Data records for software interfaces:

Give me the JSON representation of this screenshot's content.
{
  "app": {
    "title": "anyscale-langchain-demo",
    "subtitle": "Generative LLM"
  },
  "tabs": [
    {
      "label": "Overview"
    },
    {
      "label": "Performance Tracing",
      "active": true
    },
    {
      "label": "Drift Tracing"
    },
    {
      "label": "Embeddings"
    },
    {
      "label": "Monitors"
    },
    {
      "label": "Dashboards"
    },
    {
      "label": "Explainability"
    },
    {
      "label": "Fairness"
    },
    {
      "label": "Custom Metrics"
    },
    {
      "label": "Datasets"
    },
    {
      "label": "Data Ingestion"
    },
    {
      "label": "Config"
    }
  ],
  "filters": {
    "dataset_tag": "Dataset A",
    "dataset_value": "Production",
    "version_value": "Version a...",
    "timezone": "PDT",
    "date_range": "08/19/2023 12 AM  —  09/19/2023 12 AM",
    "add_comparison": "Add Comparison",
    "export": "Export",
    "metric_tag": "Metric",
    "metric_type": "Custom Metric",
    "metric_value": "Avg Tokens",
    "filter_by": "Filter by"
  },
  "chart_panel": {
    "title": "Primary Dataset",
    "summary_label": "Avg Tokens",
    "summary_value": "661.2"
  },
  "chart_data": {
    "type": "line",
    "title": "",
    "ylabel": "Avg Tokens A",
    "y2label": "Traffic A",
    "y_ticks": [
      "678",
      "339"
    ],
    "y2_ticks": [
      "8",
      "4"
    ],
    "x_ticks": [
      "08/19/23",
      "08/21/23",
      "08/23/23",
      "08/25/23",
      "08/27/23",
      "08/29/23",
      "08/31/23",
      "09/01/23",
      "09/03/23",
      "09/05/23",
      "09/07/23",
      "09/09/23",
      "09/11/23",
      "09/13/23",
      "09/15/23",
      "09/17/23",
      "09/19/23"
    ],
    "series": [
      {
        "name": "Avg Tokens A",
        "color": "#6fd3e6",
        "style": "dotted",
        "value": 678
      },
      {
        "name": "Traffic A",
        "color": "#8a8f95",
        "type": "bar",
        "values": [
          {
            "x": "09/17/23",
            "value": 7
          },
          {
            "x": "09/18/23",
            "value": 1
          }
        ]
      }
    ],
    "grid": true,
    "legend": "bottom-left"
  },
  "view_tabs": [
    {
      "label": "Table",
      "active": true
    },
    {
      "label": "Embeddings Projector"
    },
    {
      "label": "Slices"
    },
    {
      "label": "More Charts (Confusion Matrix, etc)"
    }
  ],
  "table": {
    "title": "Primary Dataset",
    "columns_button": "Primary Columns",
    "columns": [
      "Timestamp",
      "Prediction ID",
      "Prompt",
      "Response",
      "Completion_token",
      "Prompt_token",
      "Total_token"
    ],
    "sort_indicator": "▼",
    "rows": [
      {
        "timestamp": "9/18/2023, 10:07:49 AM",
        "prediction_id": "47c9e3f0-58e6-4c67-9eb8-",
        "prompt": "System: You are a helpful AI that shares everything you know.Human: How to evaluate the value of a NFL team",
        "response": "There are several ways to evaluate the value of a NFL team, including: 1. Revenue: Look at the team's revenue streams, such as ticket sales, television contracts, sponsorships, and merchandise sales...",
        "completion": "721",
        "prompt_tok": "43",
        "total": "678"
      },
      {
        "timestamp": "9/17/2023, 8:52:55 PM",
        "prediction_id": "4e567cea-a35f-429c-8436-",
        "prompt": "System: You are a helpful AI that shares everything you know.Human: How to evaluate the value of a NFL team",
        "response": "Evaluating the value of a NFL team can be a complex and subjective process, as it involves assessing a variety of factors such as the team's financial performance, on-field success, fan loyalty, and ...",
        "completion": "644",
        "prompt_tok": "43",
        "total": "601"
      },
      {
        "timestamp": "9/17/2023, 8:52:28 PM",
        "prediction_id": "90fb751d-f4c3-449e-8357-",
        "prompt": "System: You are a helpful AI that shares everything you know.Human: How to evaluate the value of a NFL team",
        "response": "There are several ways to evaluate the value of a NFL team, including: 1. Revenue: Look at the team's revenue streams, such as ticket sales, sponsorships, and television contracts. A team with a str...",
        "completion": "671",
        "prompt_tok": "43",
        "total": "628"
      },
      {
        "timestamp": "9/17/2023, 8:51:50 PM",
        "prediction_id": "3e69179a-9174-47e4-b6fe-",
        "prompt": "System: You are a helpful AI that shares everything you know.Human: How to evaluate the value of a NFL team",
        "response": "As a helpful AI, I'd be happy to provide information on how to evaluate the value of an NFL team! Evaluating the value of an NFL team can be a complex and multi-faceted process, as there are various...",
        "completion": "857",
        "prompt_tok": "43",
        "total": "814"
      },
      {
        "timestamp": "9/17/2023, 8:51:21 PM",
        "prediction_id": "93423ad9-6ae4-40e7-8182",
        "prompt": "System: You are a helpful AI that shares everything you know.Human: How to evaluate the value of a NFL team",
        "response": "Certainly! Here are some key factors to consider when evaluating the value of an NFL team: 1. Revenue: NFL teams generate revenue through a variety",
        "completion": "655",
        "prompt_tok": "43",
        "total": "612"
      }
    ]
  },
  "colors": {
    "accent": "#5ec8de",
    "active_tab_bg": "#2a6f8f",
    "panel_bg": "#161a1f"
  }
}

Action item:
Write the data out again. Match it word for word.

Output of the task:
Give me the JSON representation of this screenshot's content.
{
  "app": {
    "title": "anyscale-langchain-demo",
    "subtitle": "Generative LLM"
  },
  "tabs": [
    {
      "label": "Overview"
    },
    {
      "label": "Performance Tracing",
      "active": true
    },
    {
      "label": "Drift Tracing"
    },
    {
      "label": "Embeddings"
    },
    {
      "label": "Monitors"
    },
    {
      "label": "Dashboards"
    },
    {
      "label": "Explainability"
    },
    {
      "label": "Fairness"
    },
    {
      "label": "Custom Metrics"
    },
    {
      "label": "Datasets"
    },
    {
      "label": "Data Ingestion"
    },
    {
      "label": "Config"
    }
  ],
  "filters": {
    "dataset_tag": "Dataset A",
    "dataset_value": "Production",
    "version_value": "Version a...",
    "timezone": "PDT",
    "date_range": "08/19/2023 12 AM  —  09/19/2023 12 AM",
    "add_comparison": "Add Comparison",
    "export": "Export",
    "metric_tag": "Metric",
    "metric_type": "Custom Metric",
    "metric_value": "Avg Tokens",
    "filter_by": "Filter by"
  },
  "chart_panel": {
    "title": "Primary Dataset",
    "summary_label": "Avg Tokens",
    "summary_value": "661.2"
  },
  "chart_data": {
    "type": "line",
    "title": "",
    "ylabel": "Avg Tokens A",
    "y2label": "Traffic A",
    "y_ticks": [
      "678",
      "339"
    ],
    "y2_ticks": [
      "8",
      "4"
    ],
    "x_ticks": [
      "08/19/23",
      "08/21/23",
      "08/23/23",
      "08/25/23",
      "08/27/23",
      "08/29/23",
      "08/31/23",
      "09/01/23",
      "09/03/23",
      "09/05/23",
      "09/07/23",
      "09/09/23",
      "09/11/23",
      "09/13/23",
      "09/15/23",
      "09/17/23",
      "09/19/23"
    ],
    "series": [
      {
        "name": "Avg Tokens A",
        "color": "#6fd3e6",
        "style": "dotted",
        "value": 678
      },
      {
        "name": "Traffic A",
        "color": "#8a8f95",
        "type": "bar",
        "values": [
          {
            "x": "09/17/23",
            "value": 7
          },
          {
            "x": "09/18/23",
            "value": 1
          }
        ]
      }
    ],
    "grid": true,
    "legend": "bottom-left"
  },
  "view_tabs": [
    {
      "label": "Table",
      "active": true
    },
    {
      "label": "Embeddings Projector"
    },
    {
      "label": "Slices"
    },
    {
      "label": "More Charts (Confusion Matrix, etc)"
    }
  ],
  "table": {
    "title": "Primary Dataset",
    "columns_button": "Primary Columns",
    "columns": [
      "Timestamp",
      "Prediction ID",
      "Prompt",
      "Response",
      "Completion_token",
      "Prompt_token",
      "Total_token"
    ],
    "sort_indicator": "▼",
    "rows": [
      {
        "timestamp": "9/18/2023, 10:07:49 AM",
        "prediction_id": "47c9e3f0-58e6-4c67-9eb8-",
        "prompt": "System: You are a helpful AI that shares everything you know.Human: How to evaluate the value of a NFL team",
        "response": "There are several ways to evaluate the value of a NFL team, including: 1. Revenue: Look at the team's revenue streams, such as ticket sales, television contracts, sponsorships, and merchandise sales...",
        "completion": "721",
        "prompt_tok": "43",
        "total": "678"
      },
      {
        "timestamp": "9/17/2023, 8:52:55 PM",
        "prediction_id": "4e567cea-a35f-429c-8436-",
        "prompt": "System: You are a helpful AI that shares everything you know.Human: How to evaluate the value of a NFL team",
        "response": "Evaluating the value of a NFL team can be a complex and subjective process, as it involves assessing a variety of factors such as the team's financial performance, on-field success, fan loyalty, and ...",
        "completion": "644",
        "prompt_tok": "43",
        "total": "601"
      },
      {
        "timestamp": "9/17/2023, 8:52:28 PM",
        "prediction_id": "90fb751d-f4c3-449e-8357-",
        "prompt": "System: You are a helpful AI that shares everything you know.Human: How to evaluate the value of a NFL team",
        "response": "There are several ways to evaluate the value of a NFL team, including: 1. Revenue: Look at the team's revenue streams, such as ticket sales, sponsorships, and television contracts. A team with a str...",
        "completion": "671",
        "prompt_tok": "43",
        "total": "628"
      },
      {
        "timestamp": "9/17/2023, 8:51:50 PM",
        "prediction_id": "3e69179a-9174-47e4-b6fe-",
        "prompt": "System: You are a helpful AI that shares everything you know.Human: How to evaluate the value of a NFL team",
        "response": "As a helpful AI, I'd be happy to provide information on how to evaluate the value of an NFL team! Evaluating the value of an NFL team can be a complex and multi-faceted process, as there are various...",
        "completion": "857",
        "prompt_tok": "43",
        "total": "814"
      },
      {
        "timestamp": "9/17/2023, 8:51:21 PM",
        "prediction_id": "93423ad9-6ae4-40e7-8182",
        "prompt": "System: You are a helpful AI that shares everything you know.Human: How to evaluate the value of a NFL team",
        "response": "Certainly! Here are some key factors to consider when evaluating the value of an NFL team: 1. Revenue: NFL teams generate revenue through a variety",
        "completion": "655",
        "prompt_tok": "43",
        "total": "612"
      }
    ]
  },
  "colors": {
    "accent": "#5ec8de",
    "active_tab_bg": "#2a6f8f",
    "panel_bg": "#161a1f"
  }
}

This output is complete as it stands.